This means that when, how, and where a sizeable portion of the target audience of your radio station, podcast, or streaming platform uses your brand has changed. That does not even consider how your target audience’s tastes, needs, and what they are seeking from your brand have changed, even if many of those consumers have resumed the patterns their lives followed prior to the pandemic. In other words, if there was ever a time to conduct strategic research, it is now.

In a recent Plan Developer study we delivered to one of our radio station clients, we identified that the presence of radio listeners in the station’s target audience who primarily worked remotely had doubled from 16% to 32%. Other estimates suggest that even as many companies have “returned to normal,” the increase in the number of employees working remotely at least part of the time is substantial and likely permanent.

Even as many aspects of our lives have “returned to normal,” things will never be the same as they were before 2020. Your target audience may be in different work situations, their commuting patterns may have changed significantly, and they have likely used the last two-plus years to sample new media in quantities never seen before. Their opinions on the world may have shifted, along with their music tastes. Perhaps most significantly, for many of those in your target audience, the number of shared experiences they have with others may have declined substantially, adding to an even more fragmented media landscape than existed before the pandemic.

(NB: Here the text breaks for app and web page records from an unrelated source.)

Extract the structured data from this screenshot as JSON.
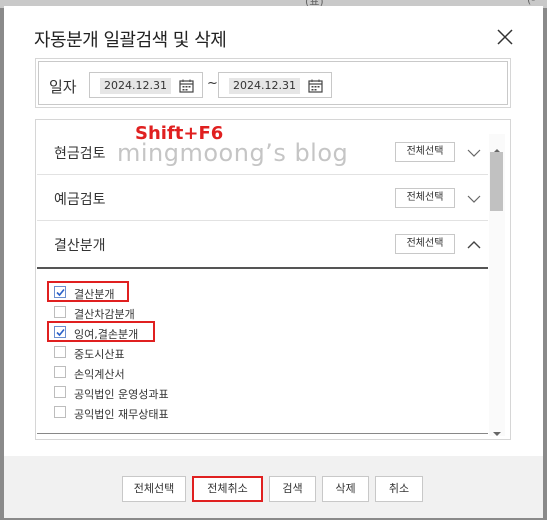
{
  "background": {
    "fragment_a": "(표)",
    "fragment_b": "(-"
  },
  "dialog": {
    "title": "자동분개 일괄검색 및 삭제",
    "close_icon": "close-icon"
  },
  "date": {
    "label": "일자",
    "from": "2024.12.31",
    "separator": "~",
    "to": "2024.12.31",
    "calendar_icon": "calendar-icon"
  },
  "sections": [
    {
      "name": "현금검토",
      "select_label": "전체선택",
      "expanded": false,
      "chevron_icon": "chevron-down-icon"
    },
    {
      "name": "예금검토",
      "select_label": "전체선택",
      "expanded": false,
      "chevron_icon": "chevron-down-icon"
    },
    {
      "name": "결산분개",
      "select_label": "전체선택",
      "expanded": true,
      "chevron_icon": "chevron-up-icon"
    }
  ],
  "items": [
    {
      "label": "결산분개",
      "checked": true,
      "highlighted": true
    },
    {
      "label": "결산차감분개",
      "checked": false,
      "highlighted": false
    },
    {
      "label": "잉여,결손분개",
      "checked": true,
      "highlighted": true
    },
    {
      "label": "중도시산표",
      "checked": false,
      "highlighted": false
    },
    {
      "label": "손익계산서",
      "checked": false,
      "highlighted": false
    },
    {
      "label": "공익법인 운영성과표",
      "checked": false,
      "highlighted": false
    },
    {
      "label": "공익법인 재무상태표",
      "checked": false,
      "highlighted": false
    }
  ],
  "annotation": {
    "shortcut": "Shift+F6",
    "watermark": "mingmoong’s blog"
  },
  "footer": {
    "select_all": "전체선택",
    "deselect_all": "전체취소",
    "search": "검색",
    "delete": "삭제",
    "cancel": "취소"
  },
  "colors": {
    "highlight": "#e02020",
    "check": "#2b62c9"
  }
}
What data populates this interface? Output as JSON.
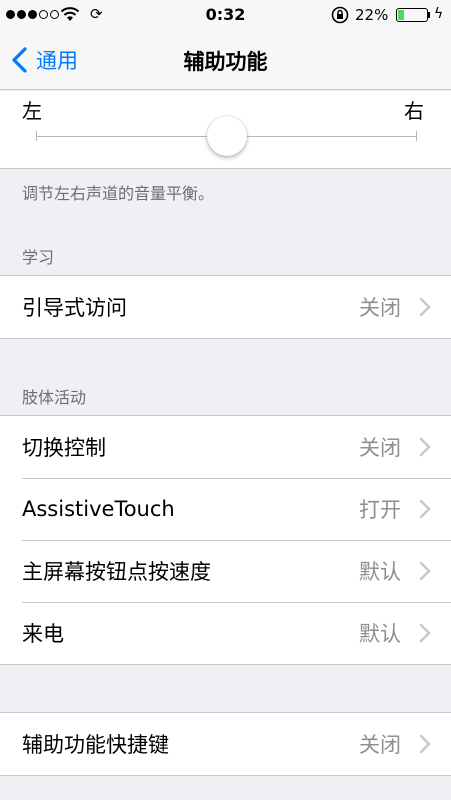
{
  "status_bar": {
    "signal_dots_filled": 3,
    "signal_dots_total": 5,
    "time": "0:32",
    "battery_percent": "22%",
    "battery_level": 0.22,
    "battery_color": "#4cd964"
  },
  "nav": {
    "back_label": "通用",
    "title": "辅助功能",
    "accent_color": "#007aff"
  },
  "balance": {
    "left_label": "左",
    "right_label": "右",
    "value": 0.5,
    "footer": "调节左右声道的音量平衡。"
  },
  "sections": {
    "learning": {
      "header": "学习",
      "rows": [
        {
          "label": "引导式访问",
          "value": "关闭"
        }
      ]
    },
    "motor": {
      "header": "肢体活动",
      "rows": [
        {
          "label": "切换控制",
          "value": "关闭"
        },
        {
          "label": "AssistiveTouch",
          "value": "打开"
        },
        {
          "label": "主屏幕按钮点按速度",
          "value": "默认"
        },
        {
          "label": "来电",
          "value": "默认"
        }
      ]
    },
    "shortcut": {
      "rows": [
        {
          "label": "辅助功能快捷键",
          "value": "关闭"
        }
      ]
    }
  },
  "icons": [
    "wifi-icon",
    "sync-icon",
    "rotation-lock-icon",
    "battery-icon",
    "charging-icon",
    "back-chevron-icon",
    "chevron-right-icon"
  ]
}
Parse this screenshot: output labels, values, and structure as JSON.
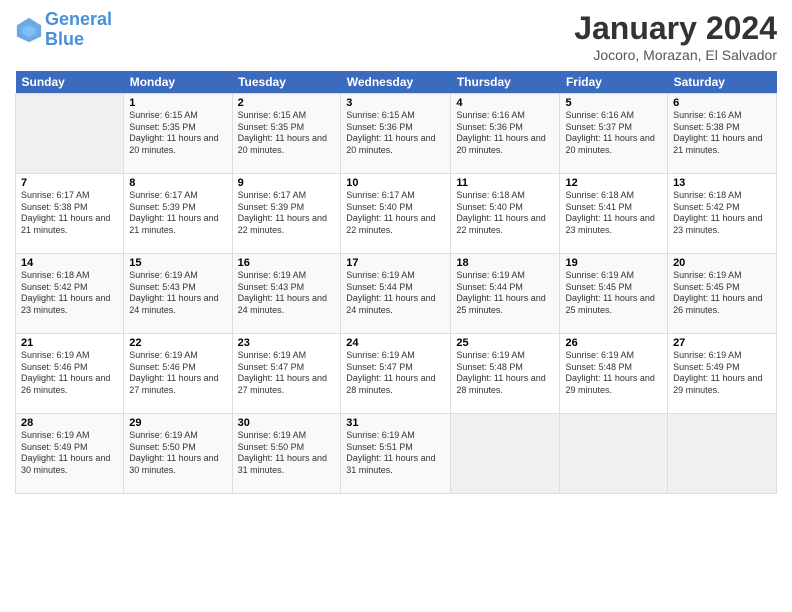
{
  "header": {
    "logo_line1": "General",
    "logo_line2": "Blue",
    "title": "January 2024",
    "subtitle": "Jocoro, Morazan, El Salvador"
  },
  "days_of_week": [
    "Sunday",
    "Monday",
    "Tuesday",
    "Wednesday",
    "Thursday",
    "Friday",
    "Saturday"
  ],
  "weeks": [
    [
      {
        "num": "",
        "sunrise": "",
        "sunset": "",
        "daylight": ""
      },
      {
        "num": "1",
        "sunrise": "Sunrise: 6:15 AM",
        "sunset": "Sunset: 5:35 PM",
        "daylight": "Daylight: 11 hours and 20 minutes."
      },
      {
        "num": "2",
        "sunrise": "Sunrise: 6:15 AM",
        "sunset": "Sunset: 5:35 PM",
        "daylight": "Daylight: 11 hours and 20 minutes."
      },
      {
        "num": "3",
        "sunrise": "Sunrise: 6:15 AM",
        "sunset": "Sunset: 5:36 PM",
        "daylight": "Daylight: 11 hours and 20 minutes."
      },
      {
        "num": "4",
        "sunrise": "Sunrise: 6:16 AM",
        "sunset": "Sunset: 5:36 PM",
        "daylight": "Daylight: 11 hours and 20 minutes."
      },
      {
        "num": "5",
        "sunrise": "Sunrise: 6:16 AM",
        "sunset": "Sunset: 5:37 PM",
        "daylight": "Daylight: 11 hours and 20 minutes."
      },
      {
        "num": "6",
        "sunrise": "Sunrise: 6:16 AM",
        "sunset": "Sunset: 5:38 PM",
        "daylight": "Daylight: 11 hours and 21 minutes."
      }
    ],
    [
      {
        "num": "7",
        "sunrise": "Sunrise: 6:17 AM",
        "sunset": "Sunset: 5:38 PM",
        "daylight": "Daylight: 11 hours and 21 minutes."
      },
      {
        "num": "8",
        "sunrise": "Sunrise: 6:17 AM",
        "sunset": "Sunset: 5:39 PM",
        "daylight": "Daylight: 11 hours and 21 minutes."
      },
      {
        "num": "9",
        "sunrise": "Sunrise: 6:17 AM",
        "sunset": "Sunset: 5:39 PM",
        "daylight": "Daylight: 11 hours and 22 minutes."
      },
      {
        "num": "10",
        "sunrise": "Sunrise: 6:17 AM",
        "sunset": "Sunset: 5:40 PM",
        "daylight": "Daylight: 11 hours and 22 minutes."
      },
      {
        "num": "11",
        "sunrise": "Sunrise: 6:18 AM",
        "sunset": "Sunset: 5:40 PM",
        "daylight": "Daylight: 11 hours and 22 minutes."
      },
      {
        "num": "12",
        "sunrise": "Sunrise: 6:18 AM",
        "sunset": "Sunset: 5:41 PM",
        "daylight": "Daylight: 11 hours and 23 minutes."
      },
      {
        "num": "13",
        "sunrise": "Sunrise: 6:18 AM",
        "sunset": "Sunset: 5:42 PM",
        "daylight": "Daylight: 11 hours and 23 minutes."
      }
    ],
    [
      {
        "num": "14",
        "sunrise": "Sunrise: 6:18 AM",
        "sunset": "Sunset: 5:42 PM",
        "daylight": "Daylight: 11 hours and 23 minutes."
      },
      {
        "num": "15",
        "sunrise": "Sunrise: 6:19 AM",
        "sunset": "Sunset: 5:43 PM",
        "daylight": "Daylight: 11 hours and 24 minutes."
      },
      {
        "num": "16",
        "sunrise": "Sunrise: 6:19 AM",
        "sunset": "Sunset: 5:43 PM",
        "daylight": "Daylight: 11 hours and 24 minutes."
      },
      {
        "num": "17",
        "sunrise": "Sunrise: 6:19 AM",
        "sunset": "Sunset: 5:44 PM",
        "daylight": "Daylight: 11 hours and 24 minutes."
      },
      {
        "num": "18",
        "sunrise": "Sunrise: 6:19 AM",
        "sunset": "Sunset: 5:44 PM",
        "daylight": "Daylight: 11 hours and 25 minutes."
      },
      {
        "num": "19",
        "sunrise": "Sunrise: 6:19 AM",
        "sunset": "Sunset: 5:45 PM",
        "daylight": "Daylight: 11 hours and 25 minutes."
      },
      {
        "num": "20",
        "sunrise": "Sunrise: 6:19 AM",
        "sunset": "Sunset: 5:45 PM",
        "daylight": "Daylight: 11 hours and 26 minutes."
      }
    ],
    [
      {
        "num": "21",
        "sunrise": "Sunrise: 6:19 AM",
        "sunset": "Sunset: 5:46 PM",
        "daylight": "Daylight: 11 hours and 26 minutes."
      },
      {
        "num": "22",
        "sunrise": "Sunrise: 6:19 AM",
        "sunset": "Sunset: 5:46 PM",
        "daylight": "Daylight: 11 hours and 27 minutes."
      },
      {
        "num": "23",
        "sunrise": "Sunrise: 6:19 AM",
        "sunset": "Sunset: 5:47 PM",
        "daylight": "Daylight: 11 hours and 27 minutes."
      },
      {
        "num": "24",
        "sunrise": "Sunrise: 6:19 AM",
        "sunset": "Sunset: 5:47 PM",
        "daylight": "Daylight: 11 hours and 28 minutes."
      },
      {
        "num": "25",
        "sunrise": "Sunrise: 6:19 AM",
        "sunset": "Sunset: 5:48 PM",
        "daylight": "Daylight: 11 hours and 28 minutes."
      },
      {
        "num": "26",
        "sunrise": "Sunrise: 6:19 AM",
        "sunset": "Sunset: 5:48 PM",
        "daylight": "Daylight: 11 hours and 29 minutes."
      },
      {
        "num": "27",
        "sunrise": "Sunrise: 6:19 AM",
        "sunset": "Sunset: 5:49 PM",
        "daylight": "Daylight: 11 hours and 29 minutes."
      }
    ],
    [
      {
        "num": "28",
        "sunrise": "Sunrise: 6:19 AM",
        "sunset": "Sunset: 5:49 PM",
        "daylight": "Daylight: 11 hours and 30 minutes."
      },
      {
        "num": "29",
        "sunrise": "Sunrise: 6:19 AM",
        "sunset": "Sunset: 5:50 PM",
        "daylight": "Daylight: 11 hours and 30 minutes."
      },
      {
        "num": "30",
        "sunrise": "Sunrise: 6:19 AM",
        "sunset": "Sunset: 5:50 PM",
        "daylight": "Daylight: 11 hours and 31 minutes."
      },
      {
        "num": "31",
        "sunrise": "Sunrise: 6:19 AM",
        "sunset": "Sunset: 5:51 PM",
        "daylight": "Daylight: 11 hours and 31 minutes."
      },
      {
        "num": "",
        "sunrise": "",
        "sunset": "",
        "daylight": ""
      },
      {
        "num": "",
        "sunrise": "",
        "sunset": "",
        "daylight": ""
      },
      {
        "num": "",
        "sunrise": "",
        "sunset": "",
        "daylight": ""
      }
    ]
  ]
}
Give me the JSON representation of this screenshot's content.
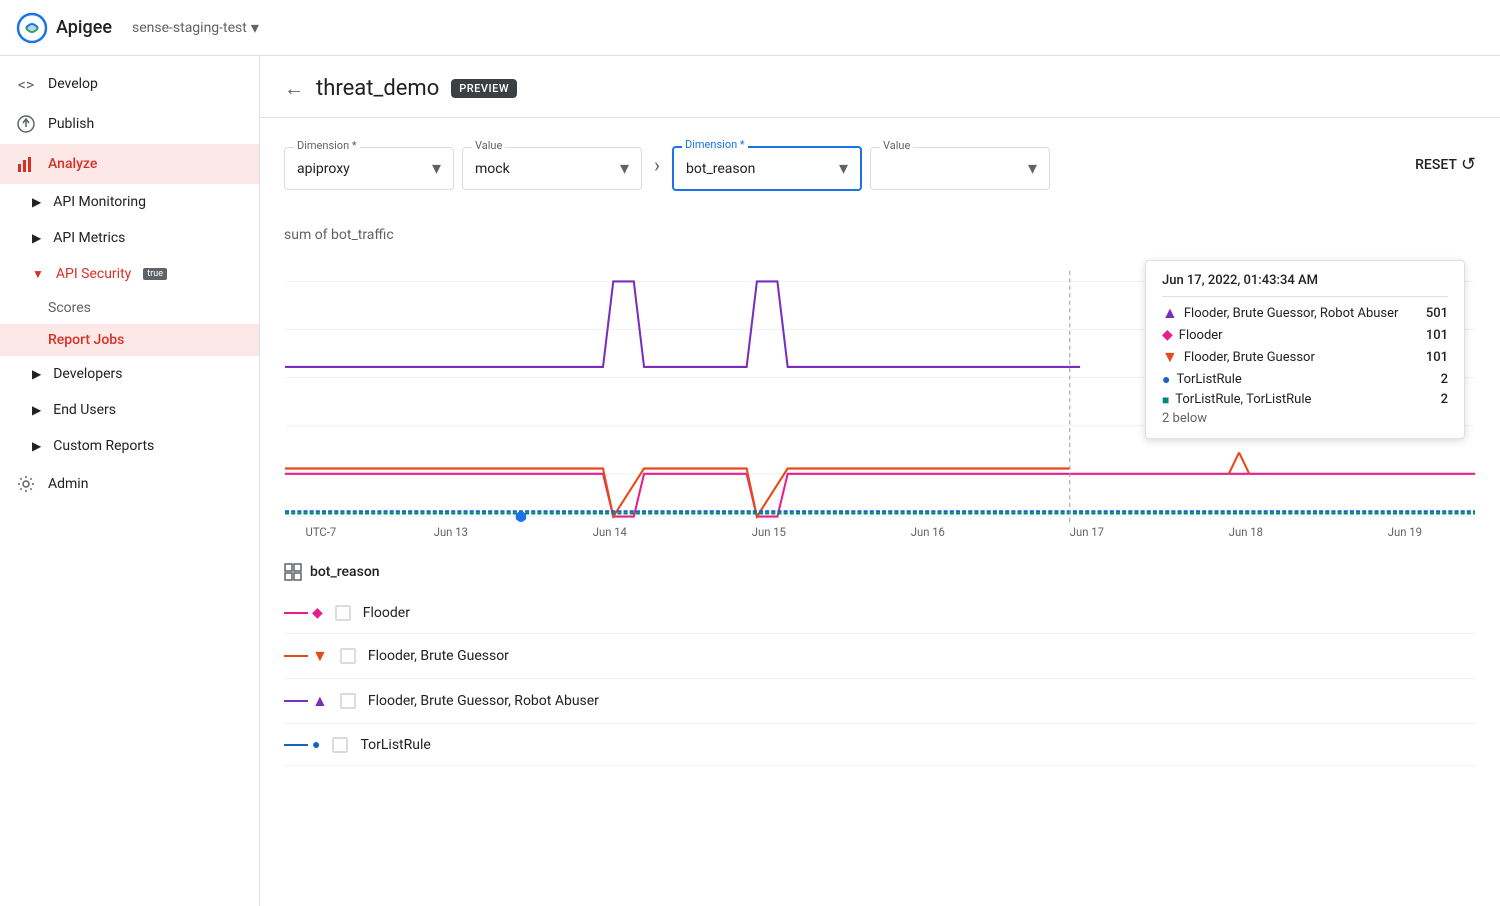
{
  "topbar": {
    "logo_text": "Apigee",
    "org": "sense-staging-test"
  },
  "sidebar": {
    "items": [
      {
        "id": "develop",
        "label": "Develop",
        "icon": "<>",
        "active": false
      },
      {
        "id": "publish",
        "label": "Publish",
        "icon": "↑",
        "active": false
      },
      {
        "id": "analyze",
        "label": "Analyze",
        "icon": "📊",
        "active": true
      },
      {
        "id": "admin",
        "label": "Admin",
        "icon": "⚙",
        "active": false
      }
    ],
    "analyze_children": [
      {
        "id": "api-monitoring",
        "label": "API Monitoring",
        "active": false
      },
      {
        "id": "api-metrics",
        "label": "API Metrics",
        "active": false
      },
      {
        "id": "api-security",
        "label": "API Security",
        "preview": true,
        "active": true,
        "expanded": true,
        "children": [
          {
            "id": "scores",
            "label": "Scores",
            "active": false
          },
          {
            "id": "report-jobs",
            "label": "Report Jobs",
            "active": true
          }
        ]
      },
      {
        "id": "developers",
        "label": "Developers",
        "active": false
      },
      {
        "id": "end-users",
        "label": "End Users",
        "active": false
      },
      {
        "id": "custom-reports",
        "label": "Custom Reports",
        "active": false
      }
    ]
  },
  "page": {
    "back_label": "←",
    "title": "threat_demo",
    "preview_badge": "PREVIEW"
  },
  "filter_bar": {
    "dim1_label": "Dimension *",
    "dim1_value": "apiproxy",
    "val1_label": "Value",
    "val1_value": "mock",
    "dim2_label": "Dimension *",
    "dim2_value": "bot_reason",
    "val2_label": "Value",
    "val2_value": "",
    "reset_label": "RESET"
  },
  "chart": {
    "title": "sum of bot_traffic",
    "x_labels": [
      "UTC-7",
      "Jun 13",
      "Jun 14",
      "Jun 15",
      "Jun 16",
      "Jun 17",
      "Jun 18",
      "Jun 19"
    ],
    "cursor_date": "Jun 17",
    "tooltip": {
      "date": "Jun 17, 2022, 01:43:34 AM",
      "dash": "–",
      "rows": [
        {
          "label": "Flooder, Brute Guessor, Robot Abuser",
          "value": "501",
          "color": "#7b2dbe",
          "marker": "triangle-up"
        },
        {
          "label": "Flooder",
          "value": "101",
          "color": "#e91e8c",
          "marker": "diamond"
        },
        {
          "label": "Flooder, Brute Guessor",
          "value": "101",
          "color": "#e64a19",
          "marker": "triangle-down"
        },
        {
          "label": "TorListRule",
          "value": "2",
          "color": "#1565c0",
          "marker": "dot"
        },
        {
          "label": "TorListRule, TorListRule",
          "value": "2",
          "color": "#00897b",
          "marker": "square"
        }
      ],
      "below": "2 below"
    }
  },
  "legend": {
    "title": "bot_reason",
    "items": [
      {
        "label": "Flooder",
        "color": "#e91e8c",
        "marker": "diamond"
      },
      {
        "label": "Flooder, Brute Guessor",
        "color": "#e64a19",
        "marker": "triangle-down"
      },
      {
        "label": "Flooder, Brute Guessor, Robot Abuser",
        "color": "#7b2dbe",
        "marker": "triangle-up"
      },
      {
        "label": "TorListRule",
        "color": "#1565c0",
        "marker": "dot"
      }
    ]
  }
}
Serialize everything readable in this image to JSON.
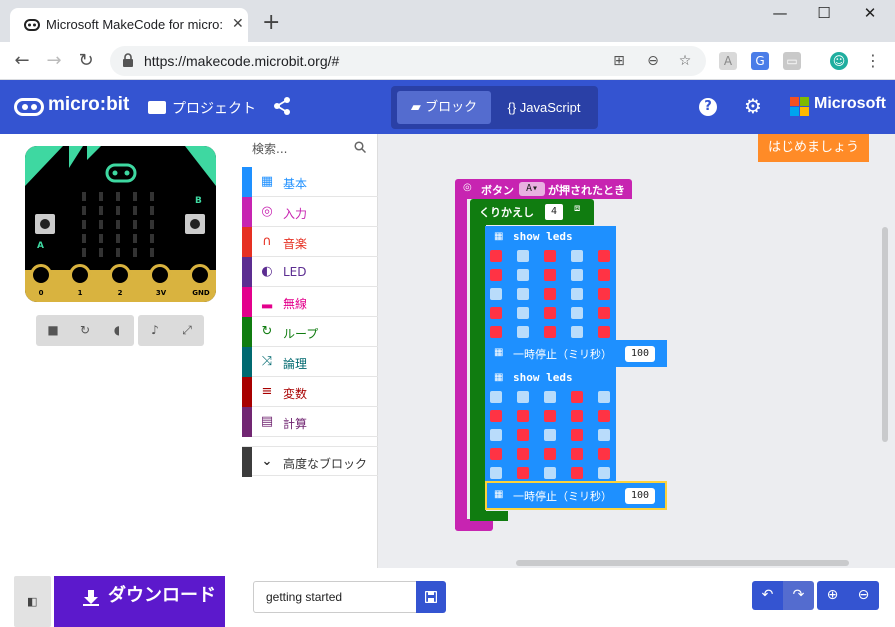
{
  "browser": {
    "tab_title": "Microsoft MakeCode for micro:bit",
    "url": "https://makecode.microbit.org/#"
  },
  "header": {
    "logo_text": "micro:bit",
    "projects_label": "プロジェクト",
    "blocks_label": "ブロック",
    "javascript_label": "JavaScript",
    "brand_text": "Microsoft"
  },
  "simulator": {
    "pin_labels": [
      "0",
      "1",
      "2",
      "3V",
      "GND"
    ],
    "button_a": "A",
    "button_b": "B"
  },
  "toolbox": {
    "search_placeholder": "検索...",
    "categories": [
      {
        "label": "基本",
        "color": "#1e90ff",
        "icon": "grid-icon"
      },
      {
        "label": "入力",
        "color": "#c724b1",
        "icon": "target-icon"
      },
      {
        "label": "音楽",
        "color": "#e63022",
        "icon": "headphones-icon"
      },
      {
        "label": "LED",
        "color": "#5c2d91",
        "icon": "toggle-icon"
      },
      {
        "label": "無線",
        "color": "#e3008c",
        "icon": "signal-icon"
      },
      {
        "label": "ループ",
        "color": "#107c10",
        "icon": "loop-icon"
      },
      {
        "label": "論理",
        "color": "#006970",
        "icon": "shuffle-icon"
      },
      {
        "label": "変数",
        "color": "#a80000",
        "icon": "list-icon"
      },
      {
        "label": "計算",
        "color": "#712672",
        "icon": "calculator-icon"
      }
    ],
    "advanced_label": "高度なブロック"
  },
  "workspace": {
    "getting_started_label": "はじめましょう",
    "event_block": {
      "prefix": "ボタン",
      "button_value": "A",
      "suffix": "が押されたとき",
      "color": "#c724b1"
    },
    "repeat_block": {
      "label": "くりかえし",
      "times": "4",
      "color": "#107c10"
    },
    "show_leds_label": "show leds",
    "pause_label": "一時停止（ミリ秒）",
    "pause_value_1": "100",
    "pause_value_2": "100",
    "basic_color": "#1e90ff",
    "led_on_color": "#ff3344",
    "led_off_color": "#b9dcfb",
    "pattern_1": [
      [
        1,
        0,
        1,
        0,
        1
      ],
      [
        1,
        0,
        1,
        0,
        1
      ],
      [
        0,
        0,
        1,
        0,
        1
      ],
      [
        1,
        0,
        1,
        0,
        1
      ],
      [
        1,
        0,
        1,
        0,
        1
      ]
    ],
    "pattern_2": [
      [
        0,
        0,
        0,
        1,
        0
      ],
      [
        1,
        1,
        1,
        1,
        1
      ],
      [
        0,
        1,
        0,
        1,
        0
      ],
      [
        1,
        1,
        1,
        1,
        1
      ],
      [
        0,
        1,
        0,
        1,
        0
      ]
    ]
  },
  "bottom": {
    "download_label": "ダウンロード",
    "project_name": "getting started"
  }
}
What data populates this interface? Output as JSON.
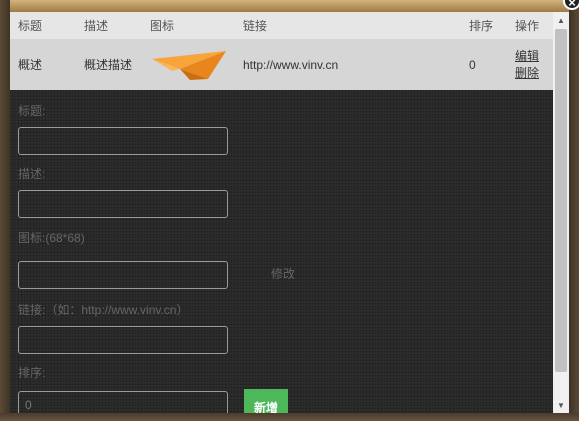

If your radio station, podcast, or streaming platform has not updated its strategy based on new information on the behaviors, tastes, and perceptions of your target audience, you are likely falling behind competitors who have. While we may not be 100% past the pandemic as I write this, there have been enough permanent changes to the world your target audience lives in to make updating your strategic plan based on fresh data a necessity right now.